In addition to regression and recoupment, the judge discussed the need to take advantage of "windows of opportunity" in educating children with disabilities.
year after the decision in Lawyer, a Maryland federal court issued
a decision in Reusch
v. Fountain that included a discussion of the school districts
"hostility to providing ESY."
6. Are You a Highly Qualified Special Ed Teacher?
Are you a
special ed teacher who needs to find out how the "highly qualified"
teacher provisions in NCLB and IDEA affect you? The article and chart
below will help.
In What are the New IDEA 2004 Requirements for Highly Qualified Special Education Teachers?, learn about new requirements for highly qualified special education teachers, how to meet these requirements, and limitations on what you can do if you are not "highly qualified."
The National Education Association (NEA) developed a handy one-page chart (in pdf) that will answer many questions. Answer the questions on the Highly Qualified Teacher Chart to find out if you are a highly qualified special education under IDEA and NCLB.
7. Coming Up! Wrightslaw Programs in New Hampshire, Illinois, Hawaii
Wrightslaw Special Education Law and Advocacy Training Programs focus on four areas: special education laws including significant changes in IDEA 2004; how to use the bell curve to measure educational progress & regression; SMART IEPs; and advocacy tactics & strategies.
Manchester, NH: May 6-7, 2005 (Boot Camp)
IL - May 13-14, 2005 (Boot Camp)
8. Need Help? Visit the Yellow Pages for Kids
If you are looking for help - or a helper
- visit the Yellow Pages for
Kids with Disabilities. Your state Yellow
Pages has many resources - evaluators, speech language therapists,
tutors, special ed schools, advocates, attorneys, organizations, and support

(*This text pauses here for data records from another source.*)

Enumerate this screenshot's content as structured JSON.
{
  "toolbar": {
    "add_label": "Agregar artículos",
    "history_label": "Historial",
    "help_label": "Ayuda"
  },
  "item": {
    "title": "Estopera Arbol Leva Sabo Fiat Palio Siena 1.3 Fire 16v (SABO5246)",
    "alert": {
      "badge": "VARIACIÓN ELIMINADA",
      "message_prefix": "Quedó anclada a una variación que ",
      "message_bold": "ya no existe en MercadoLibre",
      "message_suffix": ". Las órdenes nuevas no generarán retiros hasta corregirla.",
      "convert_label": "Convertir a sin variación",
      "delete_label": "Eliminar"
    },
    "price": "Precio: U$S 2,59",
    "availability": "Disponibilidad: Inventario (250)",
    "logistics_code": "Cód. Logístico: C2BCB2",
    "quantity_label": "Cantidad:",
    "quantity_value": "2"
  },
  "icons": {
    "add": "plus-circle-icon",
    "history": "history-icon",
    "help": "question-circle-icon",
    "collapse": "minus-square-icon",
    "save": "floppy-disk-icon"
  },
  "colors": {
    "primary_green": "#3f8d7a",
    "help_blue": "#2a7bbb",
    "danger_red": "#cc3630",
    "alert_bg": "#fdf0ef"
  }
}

Free Listings in the Yellow Pages: If you help parents get services for children (i.e., an evaluator, educational consultant, academic tutor, advocate, attorney, special ed school, etc.) or you facilitate a support or study group for parents, submit an application be listed in the Yellow Pages for Kids. Send an email to firstname.lastname@example.org for an application. Listings in the Yellow Pages are free.
Special Ed Advocate is a free online newsletter about special education
legal and advocacy issues, cases, and tactics and strategies. Subscribers
receive "alerts" about new cases, events, and special offers
on Wrightslaw books.